And, of course, if we had a workable form of proportional representation (i.e, a MMP or “mixed-member proportional” system as I prefer and as advocated by the 2004 Law Commission looking into electoral reform in Canada), the Conservatives would be nowhere close to a majority with their 39.63% of the popular vote nationally.

Caution is advised when considering these tables, as they are extrapolating from the actual data from the 2011 election which was a first-past-the-post mode of voting. It is entirely possible that, if given 2 votes, voters might choose a candidate from one party as their local MP and a candidate from another party as their regional MP. That said, the tables below consider the popular vote, retain two-thirds of the seats as FPTP for local MPs, and redistribute the remaining third of the seats for the regional MPs according to a formula that takes into account local seats won to assign a proportion of regional seats so that the final result is a closer reflection of the popular vote.

Federal election 2011: Scheme A
Scheme A divides the country by its provinces and territories, but per the recommendations of the 2004 Law Commission that studied electoral reform, it divides Québec and Ontario into two and three regions respectively. Unlike the commission’s recommendation, however, the three territories are grouped as one region, thereby keeping 308 seats in the Commons.
  FPTP MMP
Reg. Tot. Conservative Party of Canada New Democratic Party of Canada Liberal Party of Canada Bloc Québécois Green Party of Canada Conservative Party of Canada New Democratic Party of Canada Liberal Party of Canada Bloc Québécois Green Party of Canada
NL 7 1 2 4 0 0 2 2 3 0 0
NS 11 4 3 4 0 0 4 4 3 0 0
NB 10 8 1 1 0 0 6 2 2 0 0
PE 4 1 0 3 0 0 2 0 2 0 0
QC1 38 5 30 0 3 0 7 20 3 8 0
QC2 37 0 29 7 1 0 4 20 6 7 0
ON1 35 25 7 3 0 0 18 9 8 0 0
ON2 35 27 7 1 0 0 18 10 7 0 0
ON3 36 21 8 7 0 0 15 9 12 0 0
MB 14 11 2 1 0 0 8 4 2 0 0
SK 14 13 0 1 0 0 8 5 1 0 0
AB 28 27 1 0 0 0 20 5 2 0 1
BC 36 21 12 2 0 1 17 12 5 0 2
No 3 2 1 0 0 0 2 1 0 0 0
Ca 308 166 103 34 4 1 131 103 56 15 3
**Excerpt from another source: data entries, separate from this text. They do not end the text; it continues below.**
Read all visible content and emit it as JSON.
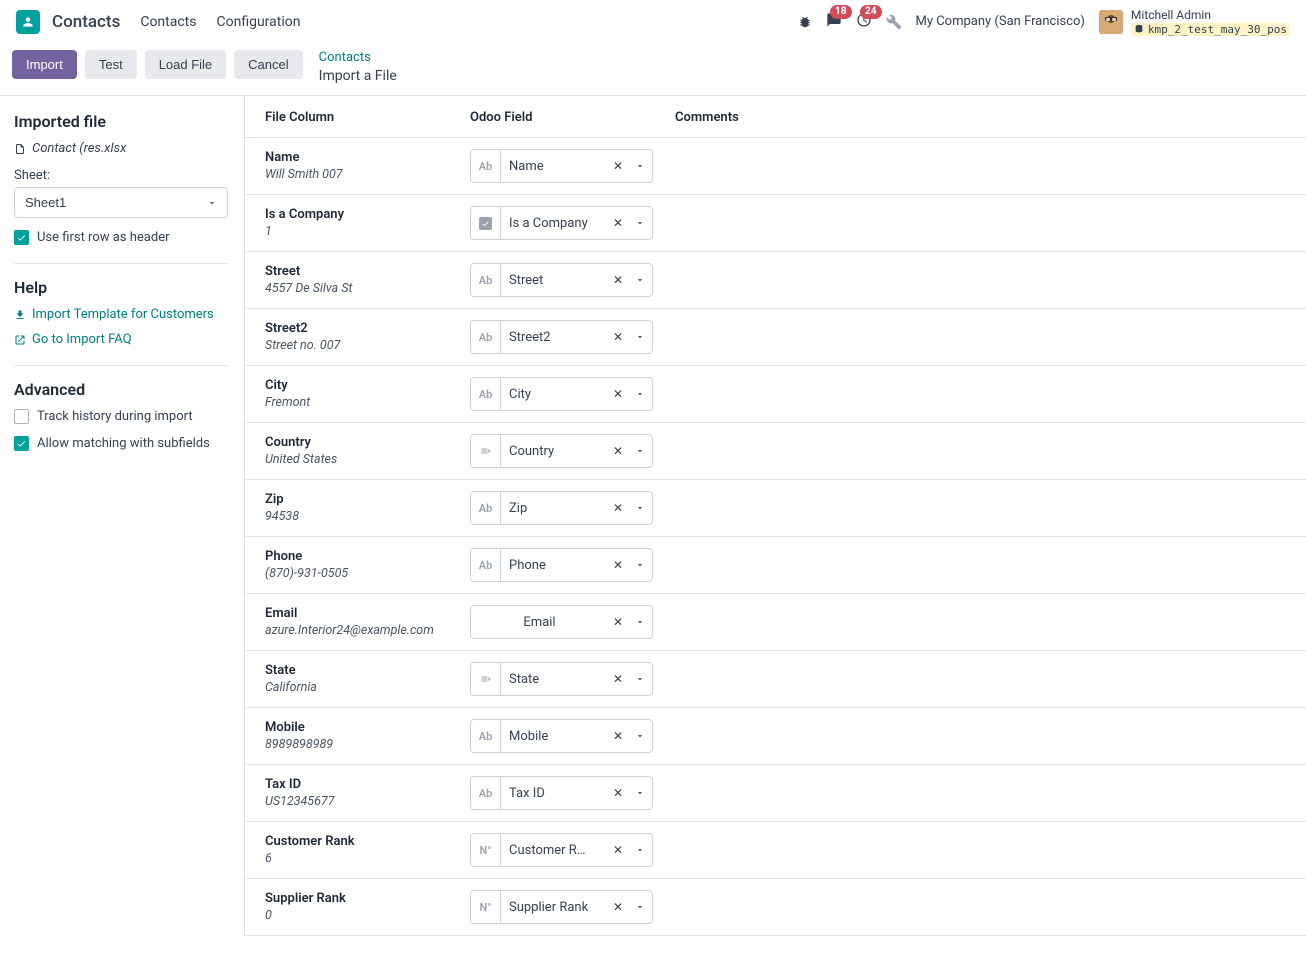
{
  "header": {
    "app_title": "Contacts",
    "nav": [
      "Contacts",
      "Configuration"
    ],
    "messages_count": "18",
    "activities_count": "24",
    "company": "My Company (San Francisco)",
    "user_name": "Mitchell Admin",
    "db_name": "kmp_2_test_may_30_pos"
  },
  "actionbar": {
    "import": "Import",
    "test": "Test",
    "load_file": "Load File",
    "cancel": "Cancel",
    "breadcrumb_parent": "Contacts",
    "breadcrumb_current": "Import a File"
  },
  "sidebar": {
    "imported_heading": "Imported file",
    "filename": "Contact (res.xlsx",
    "sheet_label": "Sheet:",
    "sheet_value": "Sheet1",
    "first_row_header": "Use first row as header",
    "help_heading": "Help",
    "help_template": "Import Template for Customers",
    "help_faq": "Go to Import FAQ",
    "advanced_heading": "Advanced",
    "track_history": "Track history during import",
    "allow_subfields": "Allow matching with subfields"
  },
  "table": {
    "col_file": "File Column",
    "col_odoo": "Odoo Field",
    "col_comments": "Comments"
  },
  "rows": [
    {
      "name": "Name",
      "sample": "Will Smith 007",
      "field": "Name",
      "type": "text"
    },
    {
      "name": "Is a Company",
      "sample": "1",
      "field": "Is a Company",
      "type": "bool"
    },
    {
      "name": "Street",
      "sample": "4557 De Silva St",
      "field": "Street",
      "type": "text"
    },
    {
      "name": "Street2",
      "sample": "Street no. 007",
      "field": "Street2",
      "type": "text"
    },
    {
      "name": "City",
      "sample": "Fremont",
      "field": "City",
      "type": "text"
    },
    {
      "name": "Country",
      "sample": "United States",
      "field": "Country",
      "type": "rel"
    },
    {
      "name": "Zip",
      "sample": "94538",
      "field": "Zip",
      "type": "text"
    },
    {
      "name": "Phone",
      "sample": "(870)-931-0505",
      "field": "Phone",
      "type": "text"
    },
    {
      "name": "Email",
      "sample": "azure.Interior24@example.com",
      "field": "Email",
      "type": "none"
    },
    {
      "name": "State",
      "sample": "California",
      "field": "State",
      "type": "rel"
    },
    {
      "name": "Mobile",
      "sample": "8989898989",
      "field": "Mobile",
      "type": "text"
    },
    {
      "name": "Tax ID",
      "sample": "US12345677",
      "field": "Tax ID",
      "type": "text"
    },
    {
      "name": "Customer Rank",
      "sample": "6",
      "field": "Customer R…",
      "type": "num"
    },
    {
      "name": "Supplier Rank",
      "sample": "0",
      "field": "Supplier Rank",
      "type": "num"
    }
  ]
}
Federal election 2011: Scheme B
Scheme B divides the country into nine regions of more or less 35 ridings per region. This scheme retains the divisions for Québec and Ontario into two and three regions respectively, as recommended by the 2004 Law Commission that studied electoral reform, and results in keeping 308 seats in the Commons. Atlantic (Atl.) is Newfoundland and Labarador, Nova Scotia, New Brunswick, and Prince Edward Island; Prairies (P-NU) is Manitoba, Saskatchewan and Nunavut; AB-NT is Alberta and the Northwest Territories; BC-YK is British Columbia and the Yukon.
  FPTP MMP
Reg. Tot. Conservative Party of Canada New Democratic Party of Canada Liberal Party of Canada Bloc Québécois Green Party of Canada Conservative Party of Canada New Democratic Party of Canada Liberal Party of Canada Bloc Québécois Green Party of Canada
Atl. 32 14 6 12 0 0 12 10 10 0 0
QC1 38 5 30 0 3 0 7 20 3 8 0
QC2 37 0 29 7 1 0 4 20 6 7 0
ON1 35 25 7 3 0 0 18 9 8 0 0
ON2 35 27 7 1 0 0 18 10 7 0 0
ON3 36 21 8 7 0 0 15 9 12 0 0
P-NU 29 25 2 2 0 0 17 8 4 0 0
AB-NT 29 27 2 0 0 0 21 5 2 0 1
BC-YK 37 22 12 2 0 1 17 12 5 0 3
Ca 308 166 103 34 4 1 129 103 57 15 4